Christians can rest in the hope found in the risen Christ who has defeated sin and death on our behalf. The good news of this message should be ready to bounce off our lips at every opportunity. If we keep the kingdom of Christ at the forefront of our minds, then evangelism and discipleship no longer seem like weighty commands. When we view God’s commandments in light of Christ’s dominion, it becomes apparent that these are not done out of obligation in hopes of appeasing the Father, but of joy in hopes of expanding His kingdom.
If we truly believe that Christ is ruling and reigning at the right hand of the Father now, then we have further motivation to live our lives to the glory of God and with the fullest hope possible. Our hope is in the promise that God is working out all things for His glory and our good (Rom. 8:28). This hope also rests in the knowledge that the same Spirit that raised Jesus from the dead is the same Spirit that lives within us and gives us life (Rom 8:11). When you reflect upon your life, at one point in your life, the gospel was explained to you and the Holy Spirit softened your heart and granted you faith in Christ. The same Spirit that changed our hearts now lives within us. Due to this, we should be confident in sharing the good news that God has worked in us and hold dear to our hearts the truth that the gospel is “the power of God for salvation to everyone who believes.” (Rom 1:16)
These truths that are clearly laid out in Scripture should change our engagement with culture. If the gospel is God’s power to save, then it is only the gospel that will change people’s hearts and cause them to submit to Christ in all facets of life. Rather than taking a neutral approach to cultural issues and arguing over scientific evidence or basic morality, why are we not bringing the gospel to the front of the conversation? We should stand our ground as Christians, meet people where they are, and provide them with the hope of salvation that is only found in Christ alone.
Let us remember that once God saves us, He isn’t done with us. God has given us time to be made more like Him as we work for His kingdom.
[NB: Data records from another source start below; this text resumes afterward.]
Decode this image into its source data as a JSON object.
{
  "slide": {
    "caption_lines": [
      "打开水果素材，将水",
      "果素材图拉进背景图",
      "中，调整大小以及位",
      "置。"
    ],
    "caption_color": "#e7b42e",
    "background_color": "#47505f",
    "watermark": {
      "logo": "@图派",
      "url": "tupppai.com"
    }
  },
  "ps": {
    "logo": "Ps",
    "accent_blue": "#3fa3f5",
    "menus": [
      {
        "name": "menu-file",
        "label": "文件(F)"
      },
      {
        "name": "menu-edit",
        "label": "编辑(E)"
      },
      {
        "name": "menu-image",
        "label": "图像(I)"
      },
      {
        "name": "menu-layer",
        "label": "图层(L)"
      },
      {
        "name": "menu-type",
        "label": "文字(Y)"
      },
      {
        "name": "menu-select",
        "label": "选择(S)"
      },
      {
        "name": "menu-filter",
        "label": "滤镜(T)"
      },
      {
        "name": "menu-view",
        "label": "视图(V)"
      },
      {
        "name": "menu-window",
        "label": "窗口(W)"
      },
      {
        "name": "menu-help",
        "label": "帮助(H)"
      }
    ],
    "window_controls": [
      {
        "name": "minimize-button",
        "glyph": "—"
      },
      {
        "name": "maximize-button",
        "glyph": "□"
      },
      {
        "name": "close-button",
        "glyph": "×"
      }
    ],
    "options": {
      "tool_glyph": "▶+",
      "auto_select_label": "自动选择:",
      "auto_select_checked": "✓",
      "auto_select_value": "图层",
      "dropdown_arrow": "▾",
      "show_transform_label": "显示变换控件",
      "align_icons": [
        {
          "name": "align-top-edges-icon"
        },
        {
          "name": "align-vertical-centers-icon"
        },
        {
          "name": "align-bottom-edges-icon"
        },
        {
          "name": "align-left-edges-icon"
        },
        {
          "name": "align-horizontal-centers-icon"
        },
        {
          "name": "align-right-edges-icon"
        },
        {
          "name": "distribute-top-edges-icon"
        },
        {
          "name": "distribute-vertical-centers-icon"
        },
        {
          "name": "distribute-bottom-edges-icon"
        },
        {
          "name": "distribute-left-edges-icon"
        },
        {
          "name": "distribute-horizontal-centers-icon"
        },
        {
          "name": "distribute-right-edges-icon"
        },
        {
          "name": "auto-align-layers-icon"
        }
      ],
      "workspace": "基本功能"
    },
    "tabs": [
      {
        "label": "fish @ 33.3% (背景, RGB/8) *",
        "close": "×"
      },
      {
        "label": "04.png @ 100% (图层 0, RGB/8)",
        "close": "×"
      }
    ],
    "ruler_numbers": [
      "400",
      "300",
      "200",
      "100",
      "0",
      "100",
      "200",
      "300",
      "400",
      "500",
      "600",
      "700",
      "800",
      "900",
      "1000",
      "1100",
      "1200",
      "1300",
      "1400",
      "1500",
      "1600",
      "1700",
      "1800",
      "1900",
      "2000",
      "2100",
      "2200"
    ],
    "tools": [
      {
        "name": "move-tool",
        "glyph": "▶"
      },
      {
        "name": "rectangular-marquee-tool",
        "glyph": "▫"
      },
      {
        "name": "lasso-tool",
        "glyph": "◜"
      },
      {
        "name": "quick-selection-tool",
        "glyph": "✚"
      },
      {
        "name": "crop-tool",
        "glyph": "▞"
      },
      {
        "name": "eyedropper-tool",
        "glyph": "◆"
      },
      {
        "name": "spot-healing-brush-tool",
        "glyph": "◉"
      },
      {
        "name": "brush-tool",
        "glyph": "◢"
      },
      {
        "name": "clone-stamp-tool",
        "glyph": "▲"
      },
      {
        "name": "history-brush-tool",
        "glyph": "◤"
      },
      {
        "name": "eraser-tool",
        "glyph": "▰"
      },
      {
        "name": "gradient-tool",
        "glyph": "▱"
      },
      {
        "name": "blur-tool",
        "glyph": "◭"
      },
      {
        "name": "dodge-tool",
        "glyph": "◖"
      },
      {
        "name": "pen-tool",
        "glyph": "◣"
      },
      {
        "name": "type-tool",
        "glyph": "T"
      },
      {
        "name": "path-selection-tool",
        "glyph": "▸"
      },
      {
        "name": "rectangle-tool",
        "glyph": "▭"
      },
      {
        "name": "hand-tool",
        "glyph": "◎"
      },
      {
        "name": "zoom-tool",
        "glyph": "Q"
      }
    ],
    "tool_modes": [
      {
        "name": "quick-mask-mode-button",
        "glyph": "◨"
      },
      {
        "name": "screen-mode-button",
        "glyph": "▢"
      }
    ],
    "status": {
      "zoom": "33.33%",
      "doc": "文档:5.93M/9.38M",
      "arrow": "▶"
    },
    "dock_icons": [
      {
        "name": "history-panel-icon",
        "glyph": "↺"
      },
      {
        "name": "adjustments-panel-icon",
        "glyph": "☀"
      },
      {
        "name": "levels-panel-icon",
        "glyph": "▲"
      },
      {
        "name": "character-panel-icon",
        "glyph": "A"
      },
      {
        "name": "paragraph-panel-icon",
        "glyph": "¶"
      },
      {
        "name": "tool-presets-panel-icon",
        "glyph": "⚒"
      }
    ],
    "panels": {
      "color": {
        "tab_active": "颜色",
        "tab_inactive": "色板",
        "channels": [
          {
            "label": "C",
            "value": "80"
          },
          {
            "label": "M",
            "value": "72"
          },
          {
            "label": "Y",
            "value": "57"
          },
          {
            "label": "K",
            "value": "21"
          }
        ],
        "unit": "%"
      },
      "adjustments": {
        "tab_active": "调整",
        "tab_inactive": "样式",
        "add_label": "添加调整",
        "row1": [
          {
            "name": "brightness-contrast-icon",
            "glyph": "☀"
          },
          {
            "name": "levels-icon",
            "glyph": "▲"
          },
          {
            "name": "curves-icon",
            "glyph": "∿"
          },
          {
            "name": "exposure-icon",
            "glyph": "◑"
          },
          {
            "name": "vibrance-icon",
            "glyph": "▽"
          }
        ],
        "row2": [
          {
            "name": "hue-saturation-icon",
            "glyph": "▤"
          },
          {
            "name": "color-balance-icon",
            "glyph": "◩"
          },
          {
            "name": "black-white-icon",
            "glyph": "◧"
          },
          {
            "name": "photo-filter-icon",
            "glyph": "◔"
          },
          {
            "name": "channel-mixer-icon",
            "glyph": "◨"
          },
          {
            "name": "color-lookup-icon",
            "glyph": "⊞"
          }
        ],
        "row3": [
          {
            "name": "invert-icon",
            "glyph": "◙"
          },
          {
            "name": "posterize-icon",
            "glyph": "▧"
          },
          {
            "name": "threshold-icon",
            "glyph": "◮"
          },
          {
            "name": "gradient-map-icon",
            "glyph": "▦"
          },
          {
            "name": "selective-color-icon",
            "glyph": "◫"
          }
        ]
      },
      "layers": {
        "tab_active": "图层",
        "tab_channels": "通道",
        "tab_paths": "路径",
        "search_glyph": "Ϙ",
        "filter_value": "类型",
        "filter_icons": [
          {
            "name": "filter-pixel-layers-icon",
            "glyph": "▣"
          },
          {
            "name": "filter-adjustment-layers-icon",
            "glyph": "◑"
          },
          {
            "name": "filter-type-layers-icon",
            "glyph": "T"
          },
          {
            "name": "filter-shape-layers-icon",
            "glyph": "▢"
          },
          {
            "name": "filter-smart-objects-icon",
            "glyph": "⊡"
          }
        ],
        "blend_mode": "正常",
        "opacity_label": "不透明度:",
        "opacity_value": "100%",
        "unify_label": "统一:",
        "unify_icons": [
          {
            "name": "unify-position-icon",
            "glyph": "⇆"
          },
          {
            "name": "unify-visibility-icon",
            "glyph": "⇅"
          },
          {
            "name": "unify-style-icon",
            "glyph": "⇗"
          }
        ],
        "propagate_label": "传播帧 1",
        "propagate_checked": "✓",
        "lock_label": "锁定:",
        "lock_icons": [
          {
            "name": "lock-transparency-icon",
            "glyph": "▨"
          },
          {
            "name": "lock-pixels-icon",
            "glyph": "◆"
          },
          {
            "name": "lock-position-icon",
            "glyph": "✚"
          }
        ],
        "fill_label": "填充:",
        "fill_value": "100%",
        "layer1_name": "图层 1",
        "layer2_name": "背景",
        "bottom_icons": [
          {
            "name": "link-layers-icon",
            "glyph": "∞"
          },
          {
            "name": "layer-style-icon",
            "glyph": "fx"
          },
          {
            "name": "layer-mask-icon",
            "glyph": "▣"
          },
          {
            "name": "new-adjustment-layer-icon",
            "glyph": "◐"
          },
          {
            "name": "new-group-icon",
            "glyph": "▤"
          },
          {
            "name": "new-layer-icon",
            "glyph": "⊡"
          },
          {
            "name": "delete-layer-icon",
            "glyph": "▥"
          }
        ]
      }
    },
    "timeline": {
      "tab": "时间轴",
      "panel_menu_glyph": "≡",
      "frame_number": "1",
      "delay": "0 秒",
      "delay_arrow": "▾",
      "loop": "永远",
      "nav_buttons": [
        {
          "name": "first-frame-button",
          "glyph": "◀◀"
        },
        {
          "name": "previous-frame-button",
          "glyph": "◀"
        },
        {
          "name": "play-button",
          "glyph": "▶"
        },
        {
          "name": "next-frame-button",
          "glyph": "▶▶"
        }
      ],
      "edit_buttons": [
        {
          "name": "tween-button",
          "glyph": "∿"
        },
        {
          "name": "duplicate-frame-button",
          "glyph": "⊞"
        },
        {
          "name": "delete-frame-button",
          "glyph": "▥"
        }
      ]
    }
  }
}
Let us use this time wisely, proclaim the good news of the gospel of the kingdom of Jesus Christ to the world around us, and trust that God will do the saving.